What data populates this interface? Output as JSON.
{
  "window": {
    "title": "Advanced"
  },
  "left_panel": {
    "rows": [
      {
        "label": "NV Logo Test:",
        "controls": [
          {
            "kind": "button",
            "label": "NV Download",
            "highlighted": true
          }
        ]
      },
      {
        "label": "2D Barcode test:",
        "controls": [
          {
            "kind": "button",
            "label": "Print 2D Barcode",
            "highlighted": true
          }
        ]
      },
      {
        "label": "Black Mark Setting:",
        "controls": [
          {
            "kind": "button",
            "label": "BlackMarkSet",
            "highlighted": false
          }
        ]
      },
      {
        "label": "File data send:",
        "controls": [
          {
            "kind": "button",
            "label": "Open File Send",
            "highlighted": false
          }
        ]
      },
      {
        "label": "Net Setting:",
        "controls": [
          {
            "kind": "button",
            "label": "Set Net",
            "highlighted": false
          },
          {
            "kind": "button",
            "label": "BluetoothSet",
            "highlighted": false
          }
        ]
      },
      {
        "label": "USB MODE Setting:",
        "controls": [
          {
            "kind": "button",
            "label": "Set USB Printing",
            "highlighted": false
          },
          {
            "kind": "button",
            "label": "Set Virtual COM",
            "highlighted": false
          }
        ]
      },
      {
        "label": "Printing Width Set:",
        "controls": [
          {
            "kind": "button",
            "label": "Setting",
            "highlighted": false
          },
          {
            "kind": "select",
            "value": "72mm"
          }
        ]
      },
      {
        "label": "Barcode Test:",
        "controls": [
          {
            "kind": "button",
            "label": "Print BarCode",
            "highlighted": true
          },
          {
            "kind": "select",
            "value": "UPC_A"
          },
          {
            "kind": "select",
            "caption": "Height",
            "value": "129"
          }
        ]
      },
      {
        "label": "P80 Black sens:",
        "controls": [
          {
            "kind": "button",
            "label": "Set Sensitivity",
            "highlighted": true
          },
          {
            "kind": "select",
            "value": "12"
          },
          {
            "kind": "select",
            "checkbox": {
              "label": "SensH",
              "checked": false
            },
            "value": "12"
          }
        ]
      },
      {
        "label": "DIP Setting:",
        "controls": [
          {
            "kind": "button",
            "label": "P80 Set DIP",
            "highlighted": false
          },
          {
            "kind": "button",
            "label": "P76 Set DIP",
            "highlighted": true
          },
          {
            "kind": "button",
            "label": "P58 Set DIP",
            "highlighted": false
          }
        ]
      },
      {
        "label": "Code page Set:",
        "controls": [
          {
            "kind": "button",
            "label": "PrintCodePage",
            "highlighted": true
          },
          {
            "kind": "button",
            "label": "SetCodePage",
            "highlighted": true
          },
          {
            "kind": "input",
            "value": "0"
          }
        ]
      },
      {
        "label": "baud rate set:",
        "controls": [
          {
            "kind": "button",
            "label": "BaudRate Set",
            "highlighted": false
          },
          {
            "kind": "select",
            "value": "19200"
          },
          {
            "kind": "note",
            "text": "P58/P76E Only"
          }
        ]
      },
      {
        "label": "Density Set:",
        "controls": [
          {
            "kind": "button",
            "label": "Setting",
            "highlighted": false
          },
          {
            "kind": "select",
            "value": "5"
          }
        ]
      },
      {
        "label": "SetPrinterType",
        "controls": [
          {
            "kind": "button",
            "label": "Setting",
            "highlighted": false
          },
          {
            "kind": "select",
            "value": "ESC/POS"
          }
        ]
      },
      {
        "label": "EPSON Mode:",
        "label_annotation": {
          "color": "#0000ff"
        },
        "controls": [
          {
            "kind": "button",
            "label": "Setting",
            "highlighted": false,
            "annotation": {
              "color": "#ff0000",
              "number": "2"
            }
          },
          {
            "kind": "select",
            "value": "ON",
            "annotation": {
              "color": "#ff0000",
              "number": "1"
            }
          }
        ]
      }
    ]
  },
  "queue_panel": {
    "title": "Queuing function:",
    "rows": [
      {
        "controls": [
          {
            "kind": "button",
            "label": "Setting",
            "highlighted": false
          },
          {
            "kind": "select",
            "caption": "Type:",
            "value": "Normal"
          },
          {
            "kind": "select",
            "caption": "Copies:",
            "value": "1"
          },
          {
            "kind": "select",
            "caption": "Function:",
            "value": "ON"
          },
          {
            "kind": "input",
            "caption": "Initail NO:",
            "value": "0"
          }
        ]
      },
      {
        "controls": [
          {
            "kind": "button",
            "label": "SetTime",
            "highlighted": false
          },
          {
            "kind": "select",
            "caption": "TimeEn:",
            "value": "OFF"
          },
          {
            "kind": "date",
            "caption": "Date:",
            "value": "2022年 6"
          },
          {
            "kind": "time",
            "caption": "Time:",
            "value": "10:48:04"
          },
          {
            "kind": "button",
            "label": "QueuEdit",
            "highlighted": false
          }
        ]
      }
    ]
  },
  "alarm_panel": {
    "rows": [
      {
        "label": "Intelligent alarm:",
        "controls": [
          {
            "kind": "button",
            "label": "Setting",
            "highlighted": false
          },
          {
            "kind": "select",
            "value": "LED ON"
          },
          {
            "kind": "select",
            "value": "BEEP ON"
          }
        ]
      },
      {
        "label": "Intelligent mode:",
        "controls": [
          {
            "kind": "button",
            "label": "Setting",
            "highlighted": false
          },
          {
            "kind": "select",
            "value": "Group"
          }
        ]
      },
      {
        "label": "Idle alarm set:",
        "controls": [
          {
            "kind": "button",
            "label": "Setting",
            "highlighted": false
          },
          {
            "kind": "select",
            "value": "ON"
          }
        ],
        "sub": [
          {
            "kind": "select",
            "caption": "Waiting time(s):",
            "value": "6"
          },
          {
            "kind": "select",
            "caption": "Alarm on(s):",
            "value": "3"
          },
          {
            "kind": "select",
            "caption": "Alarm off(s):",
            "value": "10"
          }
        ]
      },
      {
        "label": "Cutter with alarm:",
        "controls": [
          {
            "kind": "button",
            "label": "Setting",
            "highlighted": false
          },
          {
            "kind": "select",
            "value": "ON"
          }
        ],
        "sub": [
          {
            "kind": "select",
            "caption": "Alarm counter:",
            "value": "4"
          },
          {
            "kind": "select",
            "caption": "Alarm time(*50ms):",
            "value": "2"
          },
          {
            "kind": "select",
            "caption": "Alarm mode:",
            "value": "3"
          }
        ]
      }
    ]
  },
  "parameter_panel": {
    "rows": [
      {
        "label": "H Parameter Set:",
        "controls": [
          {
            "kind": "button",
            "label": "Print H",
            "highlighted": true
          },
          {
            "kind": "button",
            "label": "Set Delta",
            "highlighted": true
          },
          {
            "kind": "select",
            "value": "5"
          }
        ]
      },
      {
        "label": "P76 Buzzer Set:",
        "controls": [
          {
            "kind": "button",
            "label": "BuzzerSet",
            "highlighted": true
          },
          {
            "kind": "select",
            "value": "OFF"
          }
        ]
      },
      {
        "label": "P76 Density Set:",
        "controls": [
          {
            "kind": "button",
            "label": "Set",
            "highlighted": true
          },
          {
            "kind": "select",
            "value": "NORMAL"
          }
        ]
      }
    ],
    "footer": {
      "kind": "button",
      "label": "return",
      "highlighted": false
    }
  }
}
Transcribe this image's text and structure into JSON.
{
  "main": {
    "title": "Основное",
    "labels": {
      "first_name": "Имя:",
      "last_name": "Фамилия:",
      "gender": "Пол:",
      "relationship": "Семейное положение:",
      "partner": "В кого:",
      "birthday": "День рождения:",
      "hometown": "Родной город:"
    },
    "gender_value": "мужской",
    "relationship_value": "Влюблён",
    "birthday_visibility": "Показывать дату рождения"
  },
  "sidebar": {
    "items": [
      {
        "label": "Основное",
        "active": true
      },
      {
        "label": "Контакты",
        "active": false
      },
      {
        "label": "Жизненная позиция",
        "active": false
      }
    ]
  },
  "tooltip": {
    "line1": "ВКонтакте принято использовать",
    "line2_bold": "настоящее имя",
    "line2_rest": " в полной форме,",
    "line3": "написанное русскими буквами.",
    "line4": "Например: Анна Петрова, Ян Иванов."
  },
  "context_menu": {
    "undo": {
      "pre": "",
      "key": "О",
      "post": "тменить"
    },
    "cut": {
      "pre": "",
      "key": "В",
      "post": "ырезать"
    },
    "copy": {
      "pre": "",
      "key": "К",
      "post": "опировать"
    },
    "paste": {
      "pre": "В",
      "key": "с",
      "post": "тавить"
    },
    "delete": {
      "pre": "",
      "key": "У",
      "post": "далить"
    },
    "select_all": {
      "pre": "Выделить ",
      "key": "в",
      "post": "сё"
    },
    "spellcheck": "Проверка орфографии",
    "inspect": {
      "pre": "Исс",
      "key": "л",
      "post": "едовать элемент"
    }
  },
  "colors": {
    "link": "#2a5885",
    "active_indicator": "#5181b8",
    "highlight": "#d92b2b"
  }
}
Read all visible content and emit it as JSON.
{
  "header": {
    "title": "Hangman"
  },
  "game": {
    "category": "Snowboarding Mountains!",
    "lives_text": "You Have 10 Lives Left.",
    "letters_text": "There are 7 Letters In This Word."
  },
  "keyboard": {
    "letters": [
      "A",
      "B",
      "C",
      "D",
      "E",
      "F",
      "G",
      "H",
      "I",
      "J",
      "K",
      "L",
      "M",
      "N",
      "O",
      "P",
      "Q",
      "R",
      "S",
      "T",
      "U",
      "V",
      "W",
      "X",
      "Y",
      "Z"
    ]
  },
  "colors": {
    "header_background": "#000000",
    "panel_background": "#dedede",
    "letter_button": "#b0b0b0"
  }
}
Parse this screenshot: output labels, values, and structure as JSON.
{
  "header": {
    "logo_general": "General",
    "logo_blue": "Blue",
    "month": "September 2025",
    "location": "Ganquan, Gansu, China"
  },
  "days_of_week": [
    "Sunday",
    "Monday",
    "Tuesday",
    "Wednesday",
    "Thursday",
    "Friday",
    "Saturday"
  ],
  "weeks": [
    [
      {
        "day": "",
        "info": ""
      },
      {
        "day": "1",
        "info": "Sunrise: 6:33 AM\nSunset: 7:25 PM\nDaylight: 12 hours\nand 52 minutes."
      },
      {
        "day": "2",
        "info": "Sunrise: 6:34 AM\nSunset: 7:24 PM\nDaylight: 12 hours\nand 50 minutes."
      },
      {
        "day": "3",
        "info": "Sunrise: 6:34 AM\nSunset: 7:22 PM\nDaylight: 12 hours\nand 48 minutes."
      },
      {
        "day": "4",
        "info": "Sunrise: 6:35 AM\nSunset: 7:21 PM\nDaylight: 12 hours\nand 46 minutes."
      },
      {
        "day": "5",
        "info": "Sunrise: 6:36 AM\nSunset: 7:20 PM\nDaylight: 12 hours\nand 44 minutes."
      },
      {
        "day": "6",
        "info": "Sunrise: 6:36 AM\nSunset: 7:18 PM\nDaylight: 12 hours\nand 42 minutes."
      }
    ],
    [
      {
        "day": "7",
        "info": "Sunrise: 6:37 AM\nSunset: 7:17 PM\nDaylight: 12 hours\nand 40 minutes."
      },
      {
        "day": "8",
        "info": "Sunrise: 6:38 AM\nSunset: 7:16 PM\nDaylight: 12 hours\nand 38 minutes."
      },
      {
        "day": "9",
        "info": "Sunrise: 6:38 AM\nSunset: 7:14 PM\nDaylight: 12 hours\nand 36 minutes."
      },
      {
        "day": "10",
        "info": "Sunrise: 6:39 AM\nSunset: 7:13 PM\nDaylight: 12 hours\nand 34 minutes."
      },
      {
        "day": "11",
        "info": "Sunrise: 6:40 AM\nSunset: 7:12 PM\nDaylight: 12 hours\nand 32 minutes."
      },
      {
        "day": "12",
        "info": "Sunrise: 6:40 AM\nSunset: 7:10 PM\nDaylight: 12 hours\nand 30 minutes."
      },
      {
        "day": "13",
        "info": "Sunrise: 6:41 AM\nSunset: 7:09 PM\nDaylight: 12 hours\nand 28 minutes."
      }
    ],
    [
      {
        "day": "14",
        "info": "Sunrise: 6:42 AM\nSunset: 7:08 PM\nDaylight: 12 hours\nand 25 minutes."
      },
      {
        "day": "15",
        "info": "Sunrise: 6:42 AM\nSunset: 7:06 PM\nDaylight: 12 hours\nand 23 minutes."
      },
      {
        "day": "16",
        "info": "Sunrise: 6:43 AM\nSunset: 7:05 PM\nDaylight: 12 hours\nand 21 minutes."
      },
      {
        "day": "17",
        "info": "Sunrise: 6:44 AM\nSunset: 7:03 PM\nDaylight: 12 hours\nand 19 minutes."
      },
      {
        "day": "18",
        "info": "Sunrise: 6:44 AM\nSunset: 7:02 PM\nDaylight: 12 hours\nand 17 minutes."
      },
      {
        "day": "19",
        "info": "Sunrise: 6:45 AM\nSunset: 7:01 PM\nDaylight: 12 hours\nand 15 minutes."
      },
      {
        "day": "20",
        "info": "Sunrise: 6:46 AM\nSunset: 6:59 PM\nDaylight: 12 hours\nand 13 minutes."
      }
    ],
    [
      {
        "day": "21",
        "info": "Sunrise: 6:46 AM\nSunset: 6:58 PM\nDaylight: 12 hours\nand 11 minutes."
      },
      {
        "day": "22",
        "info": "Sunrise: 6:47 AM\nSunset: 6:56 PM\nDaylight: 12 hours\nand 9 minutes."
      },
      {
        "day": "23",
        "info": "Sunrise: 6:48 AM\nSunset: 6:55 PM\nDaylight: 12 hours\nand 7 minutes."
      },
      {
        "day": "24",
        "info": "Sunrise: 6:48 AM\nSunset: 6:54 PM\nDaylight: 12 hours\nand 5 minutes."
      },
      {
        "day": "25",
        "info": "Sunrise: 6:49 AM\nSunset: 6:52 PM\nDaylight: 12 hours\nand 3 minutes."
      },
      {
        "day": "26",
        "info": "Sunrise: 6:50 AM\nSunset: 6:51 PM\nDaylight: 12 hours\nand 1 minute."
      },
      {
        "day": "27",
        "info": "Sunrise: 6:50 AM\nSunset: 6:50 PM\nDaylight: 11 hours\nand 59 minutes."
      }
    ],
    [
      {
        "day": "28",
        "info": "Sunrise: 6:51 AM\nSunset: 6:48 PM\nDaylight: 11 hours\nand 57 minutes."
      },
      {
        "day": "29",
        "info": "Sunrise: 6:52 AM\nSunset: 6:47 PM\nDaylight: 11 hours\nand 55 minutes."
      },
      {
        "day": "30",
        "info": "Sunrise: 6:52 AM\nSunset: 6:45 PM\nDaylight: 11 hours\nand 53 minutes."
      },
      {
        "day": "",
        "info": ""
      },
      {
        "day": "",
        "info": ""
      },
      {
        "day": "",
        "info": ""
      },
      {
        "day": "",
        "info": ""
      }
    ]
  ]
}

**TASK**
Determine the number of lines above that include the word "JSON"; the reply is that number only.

**FINISHED TASK**
4